The name stands for Fuzzy Find in Project Fast, thanks for asking. Believe me, I tried to come up with a better name for the project... and failed miserably. Sorry. I'd be forever grateful for better name suggestions.
The project is in a proof-of-concept stage and my main reason for this writeup is to see if there's any interest in something like this. I'm happy with the functionality it has, but it's nowhere near polished enough for other people to easily reuse.
So what is it?
ffipf is a backend for fuzzy matching file paths. It's
scoring and sorting algorithm is better suited for matching paths compared
to more general fuzzy matching implementations, like Helm and Ivy. It's
written in Nim and compiled to native code, which makes it faster and more
memory-efficient than other solutions. The compiled DLL is a proper Emacs
module and can be
loaded as if it was Elisp.
Let's go over the features in a bit more detail next.
Better matching and sorting algorithm
The matching algorithm is designed specifically for patterns targeting
paths. It matches each section of the pattern, delimited by
but then matches each segment in sequence. The sorting is done based on how
well the path conforms to the pattern, with the path most closely resembling
the pattern at the top. The algorithm is said to be close to the one used by
by its author, whose code I ported to Nim from the Ruby original.
In practice, this means that you can skip large parts of the path and input very few characters, yet still arrive at the correct file. You can use it to also quickly list files within a set of similar directories, or files matching some pattern no matter where they are in the hierarchy.
Some examples of patterns I'd use to search for some files and results for
them.

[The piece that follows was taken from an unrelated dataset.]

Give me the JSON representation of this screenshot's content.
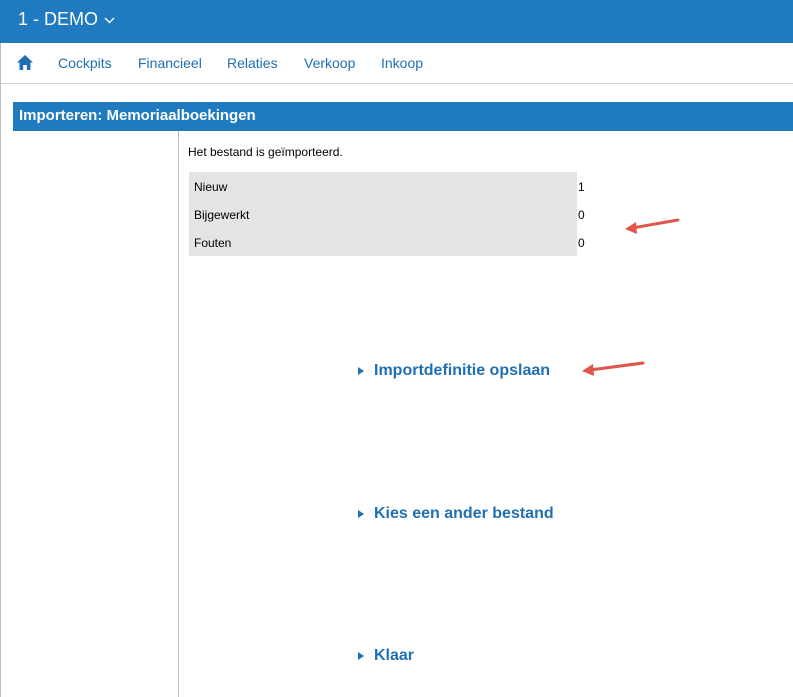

Examples are from my
.emacs.d directory, and the output is shortened
(you can easily change how many candidates are returned).
The details of the scoring algorithm are a bit more complex, but the effects are very satisfactory in my opinion.
Native module and execution speed
The main functionality is implemented in Nim and compiled to native code. Nim is a high-level language with a Pythonesque syntax, but its performance is closer to C or C++. Thanks to Yuuta Yamada work it's possible to write Emacs extension modules easily in Nim.
.emacs.d has nearly 40000 files under it. This is a lot, and simply
traversing the directory hierarchy takes time; when you add the time needed
to process the list of files in Emacs Lisp, the invocation of (for example)
counsel-file-jump can take close to 2 seconds to initialize. Further,
filtering can also feel sluggish during the input of the first few
characters (it gets better when the pattern gets longer).
Traversing the whole hierarchy, or initializing the search, takes just 0.3 of a second with the Nim implementation. Moreover, the feedback - displaying candidates as you type - is always instantaneous.
There are downsides to the usage of native code. For example, it's possible for the module to crash Emacs as a whole in case there's a segfault triggered in the code. However, Nim makes it significantly harder to shoot yourself in the foot like that. Almost all of the module is written in a "safe" subset of Nim, and the only place where a crash is possible is in the parts which interact with Emacs module API. Fortunately, after wrapping the raw API calls with helper procedures, the chance of triggering unrecoverable error also goes down drastically.
Another downside is that you need to compile the module first in order to
use it. Fortunately, Nim is much easier to compile than C,
and it's available for all major platforms. After installing Nim you're just
nimble build command away from a working module. It's also
possible to distribute binaries in case you don't want to install Nim, but
that's something for the future (I have no way of cross-compiling for
non-Linux OSes currently).
Currently, I use Ivy for displaying candidates and a built-in
for finding the root directory of the current project. The interface is very
basic, for example it doesn't highlight the parts which were matched, but it
does the trick.
That being said, my main focus is on the backend, the Nim-based dynamic module. It should be easy to write a Helm source for it or interface with it through Selectrum, IDo, or any other completion framework.
The main question
Before I start working on making the implementation bulletproof and usable for others I need to know if there's any interest towards a module like this. The code is currently nearly there in terms of features that I want it to have, and if it's for my personal use only, I can slowly improve only the parts I need. On the other hand, if there's any interest, I would need to clean up the code, remove all the assumptions specific to my setup, and add configuration options at the very least. For example, the directory blacklist (list of dirs that should not be traversed) is currently hardcoded on the Nim side, which doesn't bother me, while it could be a problem for others.
So here's the question: would you be interested in a blazing fast fuzzy file finder for your Emacs?
- https://macromates.com/ ↵
- Original by Jamis Buck here ↵
- https://github.com/yuutayamada/nim-emacs-module ↵